By marchamilton on Jul 05, 2010
Tom Cramer, Chief Technology Strategist and Associate Director, Digital Library Systems and Services, Stanford University, started off the morning. One of the interesting points Tom made was how Stanford seamlessly pulls data from five digital systems in the process of archiving student thesis papers. Starting with student and professor information from Stanford's Oracle Peoplesoft campus information system, archive metadata is automatically populated and combined with thesis PDFs, a new library catalog data record is automatically created, and finally, PDFs and associated metadata are automatically crawled and published to the world via Google Books.
Next, Oxford's Neil Jefferies took the discussion a bit deeper and talked about the changing nature of intellectual discourse. While Oxford's collection holds over 250 km shelf-miles of paper books, the library is increasingly working to archive more ephemeral university data sources including websites, social media, and linked data. A consistent theme discussed by Neil and many of the other speakers was the increasing focus on providing not only archive and preservation but also access to data.
On formally to the continent, Laurent DuPlouy and Olivier Rouchon from the French National Library presented on the SPAR Project and CINES Collaboration. They were brave enough to show a live demo of their system, including use of a StorageTek SL8500 Modular Library System.
Back to the UK, Brian Hole from The British Library presented on the LIFE3 project which aims to model the long term preservation lifecycle costs of digitized data. Brian's taking suggestions for improvements in LIFE4 and and I suggested he including in his model the Oracle Secure Backup Cloud module which can securely backup databases to Amazon S3 cloud storage.
After a wonderful Spanish lunch the first panel session of the day started with discussions on Community and Tool Set collaborations.
Jan Reichelt, founder and director of Mendeley reference management software used to organize, share, and discover academic research papers. Mendeley tracks over 28 million research papers including information on most read papers and authors.
David Tarrant of EPrints discussed how EPrints software is used to create and manage repositories.
Finally, Bram van der Werf of Open Planets Foundation described the Open Planets suite of tools for managing digital data.
After the panel presentation, we heard from a series of Oracle speakers. The Oracle Enterprise Content Management Suite 11g is broadly applicable to preservation and archive, capable of archiving over 179 million documents a day as shown in a recent benchmark. Of course, many PASIG customers already use the Sun Storage Archive Manager software along with StorageTek modular library systems and there were updates from Oracle speakers on all of products and more.

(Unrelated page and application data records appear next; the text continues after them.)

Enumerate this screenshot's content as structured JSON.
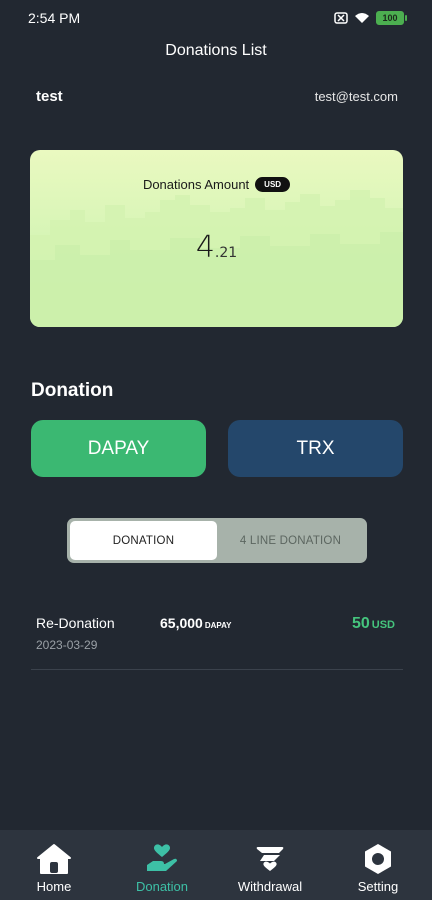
{
  "status_bar": {
    "time": "2:54 PM",
    "battery": "100"
  },
  "header": {
    "title": "Donations List"
  },
  "user": {
    "name": "test",
    "email": "test@test.com"
  },
  "amount_card": {
    "label": "Donations Amount",
    "currency": "USD",
    "value_int": "4",
    "value_dec": ".21"
  },
  "donation": {
    "section_title": "Donation",
    "buttons": [
      "DAPAY",
      "TRX"
    ]
  },
  "segment": {
    "tabs": [
      "DONATION",
      "4 LINE DONATION"
    ],
    "active_index": 0
  },
  "transactions": [
    {
      "type": "Re-Donation",
      "date": "2023-03-29",
      "amount": "65,000",
      "amount_unit": "DAPAY",
      "usd": "50",
      "usd_unit": "USD"
    }
  ],
  "bottom_nav": {
    "items": [
      {
        "label": "Home",
        "icon": "home-icon"
      },
      {
        "label": "Donation",
        "icon": "hand-heart-icon"
      },
      {
        "label": "Withdrawal",
        "icon": "withdrawal-icon"
      },
      {
        "label": "Setting",
        "icon": "gear-icon"
      }
    ],
    "active_index": 1
  },
  "colors": {
    "background": "#222831",
    "accent_green": "#3bb872",
    "trx_blue": "#24476b",
    "nav_active": "#3dc0a6"
  }
}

The final session included short presentations from a number of Oracle software partners in the archive and preservation space. I definitely learned a lot today about what some of the world's leading digital libraries are doing on the preservation and archive front, and hopefully it was a day well spent for all who attended. If you are not already a PASIG member, be sure to signup now, for this growing Oracle community.